-------- Given data
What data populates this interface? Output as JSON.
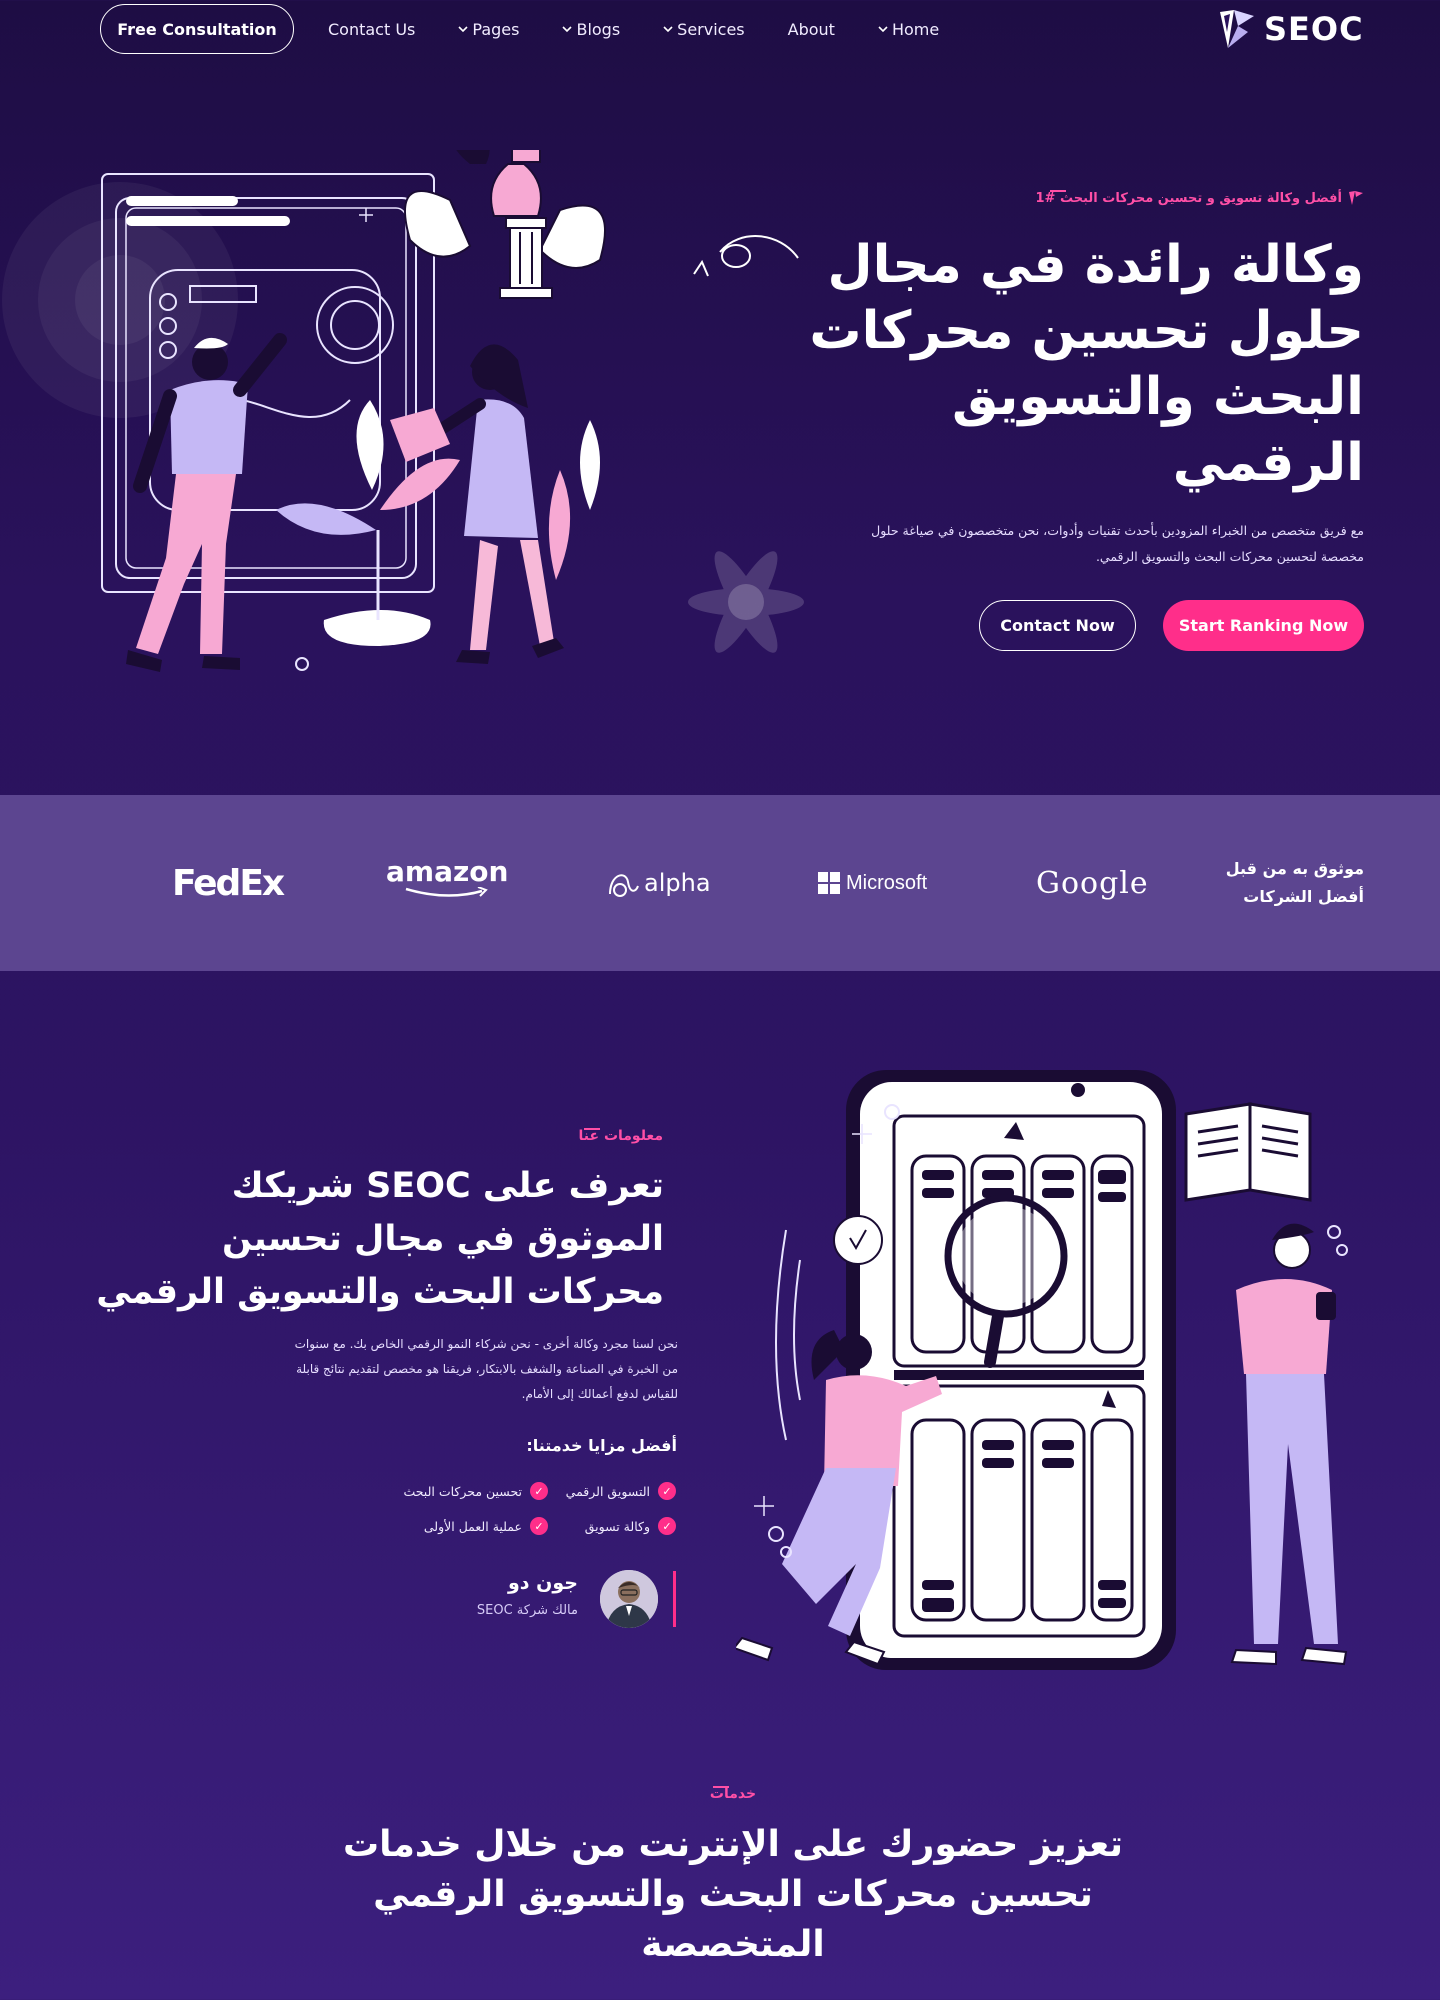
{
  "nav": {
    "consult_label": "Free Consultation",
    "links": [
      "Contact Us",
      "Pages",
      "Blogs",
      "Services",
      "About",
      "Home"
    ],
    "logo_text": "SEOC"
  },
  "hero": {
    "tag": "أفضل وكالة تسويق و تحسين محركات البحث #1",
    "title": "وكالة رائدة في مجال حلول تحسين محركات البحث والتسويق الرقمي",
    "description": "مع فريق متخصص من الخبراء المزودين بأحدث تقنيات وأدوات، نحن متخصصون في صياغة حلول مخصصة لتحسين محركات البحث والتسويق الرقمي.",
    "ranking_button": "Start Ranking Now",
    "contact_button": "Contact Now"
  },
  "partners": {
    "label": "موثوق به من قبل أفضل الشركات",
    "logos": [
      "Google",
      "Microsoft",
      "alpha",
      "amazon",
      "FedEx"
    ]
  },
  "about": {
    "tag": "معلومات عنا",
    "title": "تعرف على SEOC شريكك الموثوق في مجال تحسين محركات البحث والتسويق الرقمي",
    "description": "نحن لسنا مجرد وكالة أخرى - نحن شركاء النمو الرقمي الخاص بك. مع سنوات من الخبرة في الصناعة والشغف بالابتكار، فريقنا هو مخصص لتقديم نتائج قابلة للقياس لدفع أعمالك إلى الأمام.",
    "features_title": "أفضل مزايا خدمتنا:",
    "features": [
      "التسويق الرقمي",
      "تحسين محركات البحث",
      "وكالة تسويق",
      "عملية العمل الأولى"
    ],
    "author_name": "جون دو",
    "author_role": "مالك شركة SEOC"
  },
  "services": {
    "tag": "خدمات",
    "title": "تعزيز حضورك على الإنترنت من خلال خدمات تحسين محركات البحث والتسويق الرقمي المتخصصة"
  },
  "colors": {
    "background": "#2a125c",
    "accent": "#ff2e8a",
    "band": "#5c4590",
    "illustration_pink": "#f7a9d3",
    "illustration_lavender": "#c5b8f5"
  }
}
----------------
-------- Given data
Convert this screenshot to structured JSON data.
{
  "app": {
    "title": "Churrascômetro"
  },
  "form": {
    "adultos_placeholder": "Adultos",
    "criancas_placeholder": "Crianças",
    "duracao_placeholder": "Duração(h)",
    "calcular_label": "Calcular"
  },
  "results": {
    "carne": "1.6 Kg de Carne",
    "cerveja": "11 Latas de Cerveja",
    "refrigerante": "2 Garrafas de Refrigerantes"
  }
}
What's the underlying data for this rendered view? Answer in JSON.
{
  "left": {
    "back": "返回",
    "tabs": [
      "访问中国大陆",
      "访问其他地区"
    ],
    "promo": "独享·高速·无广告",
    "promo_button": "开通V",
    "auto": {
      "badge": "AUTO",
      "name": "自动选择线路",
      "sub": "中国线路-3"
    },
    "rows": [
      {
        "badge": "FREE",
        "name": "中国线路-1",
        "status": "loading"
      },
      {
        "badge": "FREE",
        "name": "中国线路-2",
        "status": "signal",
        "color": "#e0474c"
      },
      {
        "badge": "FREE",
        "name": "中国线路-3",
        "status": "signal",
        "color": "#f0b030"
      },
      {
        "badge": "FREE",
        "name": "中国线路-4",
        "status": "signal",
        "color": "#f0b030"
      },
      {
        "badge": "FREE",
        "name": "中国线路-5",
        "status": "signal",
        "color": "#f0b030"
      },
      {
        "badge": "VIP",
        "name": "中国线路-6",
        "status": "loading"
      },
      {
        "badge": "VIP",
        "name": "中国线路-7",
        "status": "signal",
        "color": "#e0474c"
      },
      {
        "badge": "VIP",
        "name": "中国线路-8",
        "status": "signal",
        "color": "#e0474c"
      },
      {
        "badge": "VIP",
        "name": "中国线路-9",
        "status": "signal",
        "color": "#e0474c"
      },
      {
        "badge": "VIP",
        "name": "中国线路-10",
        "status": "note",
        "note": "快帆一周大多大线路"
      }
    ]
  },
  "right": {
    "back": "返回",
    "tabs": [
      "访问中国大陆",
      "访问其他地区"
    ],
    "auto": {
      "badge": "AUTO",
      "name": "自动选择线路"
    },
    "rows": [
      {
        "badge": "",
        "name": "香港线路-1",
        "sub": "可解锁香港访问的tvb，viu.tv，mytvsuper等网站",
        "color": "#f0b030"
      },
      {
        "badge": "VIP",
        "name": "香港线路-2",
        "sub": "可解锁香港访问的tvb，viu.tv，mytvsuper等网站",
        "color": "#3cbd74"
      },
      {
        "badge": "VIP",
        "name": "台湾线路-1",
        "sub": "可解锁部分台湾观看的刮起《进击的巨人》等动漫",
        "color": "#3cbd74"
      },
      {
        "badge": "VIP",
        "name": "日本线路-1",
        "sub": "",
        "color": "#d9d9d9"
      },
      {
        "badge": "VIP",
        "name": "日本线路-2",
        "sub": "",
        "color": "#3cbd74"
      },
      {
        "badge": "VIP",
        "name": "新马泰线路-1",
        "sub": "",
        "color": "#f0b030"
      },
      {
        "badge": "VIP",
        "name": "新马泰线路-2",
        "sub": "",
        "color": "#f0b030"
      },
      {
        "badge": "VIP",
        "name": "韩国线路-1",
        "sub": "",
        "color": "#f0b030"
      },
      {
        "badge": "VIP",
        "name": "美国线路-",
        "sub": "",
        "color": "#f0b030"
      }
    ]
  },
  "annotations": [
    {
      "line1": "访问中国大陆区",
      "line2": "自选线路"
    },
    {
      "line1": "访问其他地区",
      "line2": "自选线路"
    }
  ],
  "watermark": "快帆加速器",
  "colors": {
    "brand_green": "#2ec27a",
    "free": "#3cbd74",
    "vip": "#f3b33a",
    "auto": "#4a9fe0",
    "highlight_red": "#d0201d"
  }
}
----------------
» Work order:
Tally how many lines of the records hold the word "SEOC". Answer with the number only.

» Exercise response:
3